Geraldine “Jeri” Doud Morris passed away Sunday at Santa Paula Memorial Hospital. My condolences go out to Chappy Morris and family upon their tragic and unexpected loss. The Rosary will take place for Jeri at St. Francis Church, Wednesday, June 18, at 7:00 p.m.
Rest in peace, Jeri.
In the continuing controversy over the city government pay scale, the Gazette has published the pay rates for 24 city employee positions (see page 3), from City Manager to the Assistant to the Finance Director. The Gazette published only 8 positions last week. A complete list is included this week. Also, there are mid-management employees well deserving of a raise. We should consider as well the fact that a significant part of these salaries consist of “benefits”. But, I wonder why the benefits differ so much in a group insurance policy? These numbers can be compared to the salaries for 8 federal legislative, executive and judicial positions (as of 2006). Also included are the governors’ statutory salaries, taken from the Council of State Governments.
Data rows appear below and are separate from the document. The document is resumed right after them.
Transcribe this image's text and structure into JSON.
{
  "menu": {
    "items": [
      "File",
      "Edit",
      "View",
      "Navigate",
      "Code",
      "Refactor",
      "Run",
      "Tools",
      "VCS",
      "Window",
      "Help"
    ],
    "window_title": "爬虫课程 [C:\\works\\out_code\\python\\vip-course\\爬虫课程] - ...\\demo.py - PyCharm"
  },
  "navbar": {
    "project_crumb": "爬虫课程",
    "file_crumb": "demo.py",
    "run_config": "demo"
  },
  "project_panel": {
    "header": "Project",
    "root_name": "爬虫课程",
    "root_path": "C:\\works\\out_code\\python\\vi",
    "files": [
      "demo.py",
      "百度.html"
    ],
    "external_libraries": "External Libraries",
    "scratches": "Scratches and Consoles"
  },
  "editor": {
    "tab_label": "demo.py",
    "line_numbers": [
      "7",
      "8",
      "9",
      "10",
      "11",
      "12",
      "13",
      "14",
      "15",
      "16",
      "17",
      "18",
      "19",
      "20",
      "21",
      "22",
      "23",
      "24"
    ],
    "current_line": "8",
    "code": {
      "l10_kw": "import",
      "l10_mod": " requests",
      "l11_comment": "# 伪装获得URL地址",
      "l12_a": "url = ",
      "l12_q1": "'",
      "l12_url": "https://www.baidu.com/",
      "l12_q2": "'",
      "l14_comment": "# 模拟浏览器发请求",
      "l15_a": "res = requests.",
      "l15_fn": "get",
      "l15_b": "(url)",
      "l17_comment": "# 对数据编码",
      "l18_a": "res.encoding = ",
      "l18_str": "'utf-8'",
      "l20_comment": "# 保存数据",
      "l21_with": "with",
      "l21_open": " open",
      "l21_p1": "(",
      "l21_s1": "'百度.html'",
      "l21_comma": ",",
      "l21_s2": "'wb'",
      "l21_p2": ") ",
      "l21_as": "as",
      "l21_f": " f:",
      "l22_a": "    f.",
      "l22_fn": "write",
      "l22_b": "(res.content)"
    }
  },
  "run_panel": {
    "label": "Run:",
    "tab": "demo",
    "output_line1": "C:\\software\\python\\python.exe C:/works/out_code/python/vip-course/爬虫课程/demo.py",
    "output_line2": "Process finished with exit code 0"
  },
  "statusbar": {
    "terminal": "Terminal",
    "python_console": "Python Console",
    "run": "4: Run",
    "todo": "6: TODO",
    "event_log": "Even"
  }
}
The salaries of 41 governors are at, or below, $150.000 per year.
This sort of comparison seems more logical and fair than simply pointing to four other Ventura County cities (Hueneme, Ojai, Carpinteria, and Santa Paula) to see what they pay their government employees, as has been the practice. Otherwise, how can we know what criteria those four cities use to set their standards? Fillmore, the last time I looked, was the poorest city in Ventura County, and one of the smallest, at 14,000-plus population.
The Fillmore City Council ambushed the tax-paying residents of Fillmore during the late hours of the last regular council meeting. Councilwoman Cecilia Cuevas finally succeeded in subverting the Mayor’s position on the issue of travel and travel compensation.
It has been a long-established Council policy that council members must request permission to travel out of state when the city is footing the bill. Even travel within the state, outside the county, was restricted to League of California Cities, in Sacramento, without specific approval. It was also long-established policy that each council member was provided $1,000 travel money from which to draw, after approval. These rules simply corresponded to common sense protection against abuse of public funds. That is, ask for trip approval (does the city benefit?) and the amount of money needed to take the trip.
Mandated Council approval is prudent to prevent members from using public money for essentially private purposes, which can be made to appear somehow important to the running of Fillmore City business. In other words, it’s protection against sham excuses to cover trips for essentially personal purposes – like traveling to Puerto Rico to attend a NALEO convention, ostensibly to bring back information about the issue of obesity.
At this last meeting, with Councilwoman Hernandez absent, and only Councilman Scott Lee objecting, the Mayor grandly proclaimed his new preference for a new policy – that is, $2000 to each member to spend as he/she sees fit, with no restraints on where or why a member can travel. So, with a big smile, off to Washington D.C. goes our frequent flying Councilwoman Cuevas to another NALEO convention. It’s a hot election year don’t you know. Just imagine all the political connections Ms. Cuevas can make at city expense – especially with her new title of Mayor Pro-Tem. Maybe, just maybe, she will get to meet the great Obama!
I am disgusted with this decision and the three council members who voted for it. It reflects an irresponsible, almost juvenile, devil-may-care attitude towards city expenditures. I don’t fault the $2,000 – some Council members work hard for essentially no money. It’s how the money is spent, and where the travel takes them, for questionable purposes, that bothers me.
I, for one, am fed-up with the increasingly loose attitude, poor judgment, and policies evidenced in our Council these days. The Council has never, in the 20 years I’ve been observing it, been in such shaky condition. I strongly object to most of the dense development approved during the past several years – especially the Shaw monstrosity at the railroad tracks, which Ms. Cuevas shoehorned in with almost no discussion. City government, from the top on down, with several significant top and mid-management exceptions, needs a complete overhaul, and I worry about who might be waiting in the wings for the November election.
I predict that Councilwoman Cuevas will be working for some state or federal politician sometime during the next year or so. If she can just make those important NALEO contacts little Fillmore will quickly become a distant memory. After all, the City of Fillmore is paying for those political encounters, and she hears the call of “her people.” I haven’t heard her say this since being repeatedly reminded that all residents of Fillmore should be “her people.”
It’s not that I don’t admire political ambition. It’s just that Ms. Cuevas should pay her own way, on her own time. And our Mayor? He has to learn to say no!